# Supplied information
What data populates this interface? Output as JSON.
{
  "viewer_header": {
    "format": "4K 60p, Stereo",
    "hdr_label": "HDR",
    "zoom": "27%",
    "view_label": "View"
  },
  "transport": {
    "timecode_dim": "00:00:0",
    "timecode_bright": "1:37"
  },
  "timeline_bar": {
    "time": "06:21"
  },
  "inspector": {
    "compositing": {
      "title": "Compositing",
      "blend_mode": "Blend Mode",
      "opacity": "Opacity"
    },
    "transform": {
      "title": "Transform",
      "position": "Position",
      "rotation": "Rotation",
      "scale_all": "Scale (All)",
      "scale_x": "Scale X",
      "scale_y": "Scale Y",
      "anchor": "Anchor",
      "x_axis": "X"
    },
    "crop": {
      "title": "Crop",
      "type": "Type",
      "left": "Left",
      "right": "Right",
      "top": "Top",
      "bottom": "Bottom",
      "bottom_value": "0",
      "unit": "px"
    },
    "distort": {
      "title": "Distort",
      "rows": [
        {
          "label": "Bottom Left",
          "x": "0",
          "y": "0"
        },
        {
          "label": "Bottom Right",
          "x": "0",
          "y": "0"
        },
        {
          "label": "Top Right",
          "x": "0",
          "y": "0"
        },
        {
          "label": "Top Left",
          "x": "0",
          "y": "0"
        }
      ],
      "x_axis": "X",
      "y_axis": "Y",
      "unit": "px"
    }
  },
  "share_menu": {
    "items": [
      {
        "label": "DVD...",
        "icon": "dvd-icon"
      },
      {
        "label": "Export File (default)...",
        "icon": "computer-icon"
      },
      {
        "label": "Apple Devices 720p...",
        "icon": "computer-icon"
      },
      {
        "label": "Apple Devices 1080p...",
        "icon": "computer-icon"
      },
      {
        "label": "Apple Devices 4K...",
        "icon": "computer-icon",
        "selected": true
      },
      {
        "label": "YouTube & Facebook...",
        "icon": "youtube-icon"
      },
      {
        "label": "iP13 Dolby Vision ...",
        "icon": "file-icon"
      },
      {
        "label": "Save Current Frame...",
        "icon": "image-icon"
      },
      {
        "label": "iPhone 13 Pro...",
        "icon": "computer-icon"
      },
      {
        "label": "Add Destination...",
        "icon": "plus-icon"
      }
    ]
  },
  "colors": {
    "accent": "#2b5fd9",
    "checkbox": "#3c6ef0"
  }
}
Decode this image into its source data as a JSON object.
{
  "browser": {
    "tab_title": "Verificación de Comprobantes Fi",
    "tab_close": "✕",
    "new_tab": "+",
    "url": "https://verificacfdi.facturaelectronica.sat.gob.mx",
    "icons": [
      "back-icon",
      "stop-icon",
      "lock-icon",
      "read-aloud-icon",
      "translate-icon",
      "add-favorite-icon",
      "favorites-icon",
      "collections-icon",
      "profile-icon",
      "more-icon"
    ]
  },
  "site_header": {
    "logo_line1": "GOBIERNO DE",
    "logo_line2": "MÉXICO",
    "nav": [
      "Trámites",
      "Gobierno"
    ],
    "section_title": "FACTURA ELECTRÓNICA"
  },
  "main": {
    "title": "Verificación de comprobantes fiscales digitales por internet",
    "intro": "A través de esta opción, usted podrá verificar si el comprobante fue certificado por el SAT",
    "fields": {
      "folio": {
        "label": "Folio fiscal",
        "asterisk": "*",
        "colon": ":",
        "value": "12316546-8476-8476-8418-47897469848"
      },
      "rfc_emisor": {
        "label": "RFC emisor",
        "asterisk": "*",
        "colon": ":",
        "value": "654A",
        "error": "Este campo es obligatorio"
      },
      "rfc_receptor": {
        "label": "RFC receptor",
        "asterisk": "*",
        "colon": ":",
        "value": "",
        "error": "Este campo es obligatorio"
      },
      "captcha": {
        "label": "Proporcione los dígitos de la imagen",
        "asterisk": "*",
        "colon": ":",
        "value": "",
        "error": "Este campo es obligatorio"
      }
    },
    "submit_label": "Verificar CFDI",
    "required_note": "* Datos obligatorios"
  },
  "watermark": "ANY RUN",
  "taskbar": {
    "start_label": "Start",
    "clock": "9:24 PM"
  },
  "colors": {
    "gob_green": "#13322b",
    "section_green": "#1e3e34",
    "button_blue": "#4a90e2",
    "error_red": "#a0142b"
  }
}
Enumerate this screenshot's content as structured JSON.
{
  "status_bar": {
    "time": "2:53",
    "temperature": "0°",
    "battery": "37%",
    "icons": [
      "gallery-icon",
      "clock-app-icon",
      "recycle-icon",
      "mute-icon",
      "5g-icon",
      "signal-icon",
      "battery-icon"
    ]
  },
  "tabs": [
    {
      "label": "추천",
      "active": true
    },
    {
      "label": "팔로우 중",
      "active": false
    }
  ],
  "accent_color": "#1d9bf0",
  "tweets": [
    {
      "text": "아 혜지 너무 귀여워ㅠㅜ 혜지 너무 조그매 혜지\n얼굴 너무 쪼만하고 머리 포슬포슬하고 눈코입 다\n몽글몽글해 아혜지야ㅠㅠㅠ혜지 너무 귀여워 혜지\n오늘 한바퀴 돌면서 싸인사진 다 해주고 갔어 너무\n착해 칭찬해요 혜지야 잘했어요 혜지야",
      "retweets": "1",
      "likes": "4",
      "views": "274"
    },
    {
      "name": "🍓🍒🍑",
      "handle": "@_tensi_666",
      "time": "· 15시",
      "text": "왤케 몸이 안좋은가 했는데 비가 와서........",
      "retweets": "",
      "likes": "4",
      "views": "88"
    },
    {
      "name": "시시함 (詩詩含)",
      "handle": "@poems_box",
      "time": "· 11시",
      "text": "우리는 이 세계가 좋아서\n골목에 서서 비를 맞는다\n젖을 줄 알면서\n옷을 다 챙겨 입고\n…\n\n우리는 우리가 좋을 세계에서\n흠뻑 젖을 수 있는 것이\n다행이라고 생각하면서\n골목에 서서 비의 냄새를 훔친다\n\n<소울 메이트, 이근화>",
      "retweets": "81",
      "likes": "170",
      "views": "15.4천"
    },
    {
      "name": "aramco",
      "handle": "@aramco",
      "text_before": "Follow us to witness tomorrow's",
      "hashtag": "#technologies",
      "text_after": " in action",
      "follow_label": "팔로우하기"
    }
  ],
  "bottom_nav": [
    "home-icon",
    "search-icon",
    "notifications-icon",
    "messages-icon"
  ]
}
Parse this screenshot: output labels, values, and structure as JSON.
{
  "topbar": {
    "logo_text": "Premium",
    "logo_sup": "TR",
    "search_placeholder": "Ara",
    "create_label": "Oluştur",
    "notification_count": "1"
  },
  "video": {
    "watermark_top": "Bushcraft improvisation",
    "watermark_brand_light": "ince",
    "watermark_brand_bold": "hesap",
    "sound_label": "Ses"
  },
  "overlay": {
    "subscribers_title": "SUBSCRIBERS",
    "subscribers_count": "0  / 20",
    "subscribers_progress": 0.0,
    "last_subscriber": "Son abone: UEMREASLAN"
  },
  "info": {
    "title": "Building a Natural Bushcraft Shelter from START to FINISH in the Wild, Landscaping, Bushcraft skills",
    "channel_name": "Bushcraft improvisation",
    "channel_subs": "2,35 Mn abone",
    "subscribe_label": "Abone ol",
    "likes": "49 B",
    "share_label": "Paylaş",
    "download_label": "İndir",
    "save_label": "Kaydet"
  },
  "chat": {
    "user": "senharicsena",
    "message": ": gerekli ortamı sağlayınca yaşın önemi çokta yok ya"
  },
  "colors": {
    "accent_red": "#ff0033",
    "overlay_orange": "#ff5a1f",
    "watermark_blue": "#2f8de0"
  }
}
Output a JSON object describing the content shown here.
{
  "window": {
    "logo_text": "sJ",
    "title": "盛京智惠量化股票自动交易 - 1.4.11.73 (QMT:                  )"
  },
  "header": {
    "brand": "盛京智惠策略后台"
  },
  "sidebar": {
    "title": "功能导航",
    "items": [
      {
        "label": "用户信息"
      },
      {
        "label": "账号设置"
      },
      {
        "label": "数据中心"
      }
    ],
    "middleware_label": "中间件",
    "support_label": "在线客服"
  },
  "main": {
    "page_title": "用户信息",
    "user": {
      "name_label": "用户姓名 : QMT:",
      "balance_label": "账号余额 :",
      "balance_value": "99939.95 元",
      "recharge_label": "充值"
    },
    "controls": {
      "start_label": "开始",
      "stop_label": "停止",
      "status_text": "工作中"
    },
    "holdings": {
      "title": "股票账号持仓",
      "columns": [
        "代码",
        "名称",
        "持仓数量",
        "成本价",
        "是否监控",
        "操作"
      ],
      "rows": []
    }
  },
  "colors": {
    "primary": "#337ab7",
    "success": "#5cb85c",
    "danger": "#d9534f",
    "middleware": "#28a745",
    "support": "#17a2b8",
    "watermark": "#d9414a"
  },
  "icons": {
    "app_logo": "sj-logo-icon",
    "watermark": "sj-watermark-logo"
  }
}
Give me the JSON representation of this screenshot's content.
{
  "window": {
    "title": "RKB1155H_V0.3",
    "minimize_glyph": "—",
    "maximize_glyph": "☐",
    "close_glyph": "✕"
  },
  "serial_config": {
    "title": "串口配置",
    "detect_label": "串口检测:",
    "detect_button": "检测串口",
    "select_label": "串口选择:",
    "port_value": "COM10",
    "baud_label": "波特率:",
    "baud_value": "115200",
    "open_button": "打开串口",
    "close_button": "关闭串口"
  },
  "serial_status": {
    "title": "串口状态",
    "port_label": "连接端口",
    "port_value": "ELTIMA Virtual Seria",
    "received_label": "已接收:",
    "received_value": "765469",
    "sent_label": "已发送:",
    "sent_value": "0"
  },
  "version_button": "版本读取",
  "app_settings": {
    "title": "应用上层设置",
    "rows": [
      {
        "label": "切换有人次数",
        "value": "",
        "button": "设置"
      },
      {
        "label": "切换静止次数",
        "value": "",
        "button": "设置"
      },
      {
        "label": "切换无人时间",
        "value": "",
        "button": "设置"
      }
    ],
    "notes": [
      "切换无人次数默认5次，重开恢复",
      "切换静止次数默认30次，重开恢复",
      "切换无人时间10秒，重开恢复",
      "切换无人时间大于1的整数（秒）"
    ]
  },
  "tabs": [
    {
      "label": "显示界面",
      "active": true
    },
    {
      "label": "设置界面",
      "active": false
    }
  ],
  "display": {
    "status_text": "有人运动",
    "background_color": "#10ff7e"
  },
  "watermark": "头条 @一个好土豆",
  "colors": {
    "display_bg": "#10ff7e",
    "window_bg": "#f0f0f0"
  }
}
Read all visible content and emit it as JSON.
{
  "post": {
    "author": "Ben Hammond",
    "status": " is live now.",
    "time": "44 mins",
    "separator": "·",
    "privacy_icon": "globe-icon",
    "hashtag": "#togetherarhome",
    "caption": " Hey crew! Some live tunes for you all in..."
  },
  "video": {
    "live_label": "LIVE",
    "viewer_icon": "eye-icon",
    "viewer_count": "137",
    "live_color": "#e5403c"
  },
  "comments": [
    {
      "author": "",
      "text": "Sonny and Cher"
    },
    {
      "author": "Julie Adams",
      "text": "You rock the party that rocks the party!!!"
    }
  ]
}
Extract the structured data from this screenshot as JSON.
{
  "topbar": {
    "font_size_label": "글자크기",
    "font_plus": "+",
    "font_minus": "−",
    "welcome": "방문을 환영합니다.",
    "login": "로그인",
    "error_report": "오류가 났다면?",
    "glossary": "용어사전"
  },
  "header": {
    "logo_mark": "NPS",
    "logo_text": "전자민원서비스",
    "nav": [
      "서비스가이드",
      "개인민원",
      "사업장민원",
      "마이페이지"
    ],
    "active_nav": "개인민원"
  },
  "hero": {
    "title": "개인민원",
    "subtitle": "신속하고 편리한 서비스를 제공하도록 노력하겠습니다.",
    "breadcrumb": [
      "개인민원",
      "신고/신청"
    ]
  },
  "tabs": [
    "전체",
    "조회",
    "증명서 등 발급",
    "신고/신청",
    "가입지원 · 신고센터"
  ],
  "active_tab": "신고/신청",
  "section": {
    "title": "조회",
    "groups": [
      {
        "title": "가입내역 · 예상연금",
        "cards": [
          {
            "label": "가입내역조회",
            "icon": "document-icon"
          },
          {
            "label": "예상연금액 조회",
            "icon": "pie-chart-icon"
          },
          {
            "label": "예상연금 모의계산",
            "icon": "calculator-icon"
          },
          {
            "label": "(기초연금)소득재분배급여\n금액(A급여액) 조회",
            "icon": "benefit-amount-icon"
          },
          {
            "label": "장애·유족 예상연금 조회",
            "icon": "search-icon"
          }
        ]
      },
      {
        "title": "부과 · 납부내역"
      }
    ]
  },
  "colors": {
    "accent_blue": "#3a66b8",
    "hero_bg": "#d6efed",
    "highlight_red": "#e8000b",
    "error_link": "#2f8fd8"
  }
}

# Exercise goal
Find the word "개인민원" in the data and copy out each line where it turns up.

# Your solution
      "개인민원",
    "active_nav": "개인민원"
    "title": "개인민원",
      "개인민원",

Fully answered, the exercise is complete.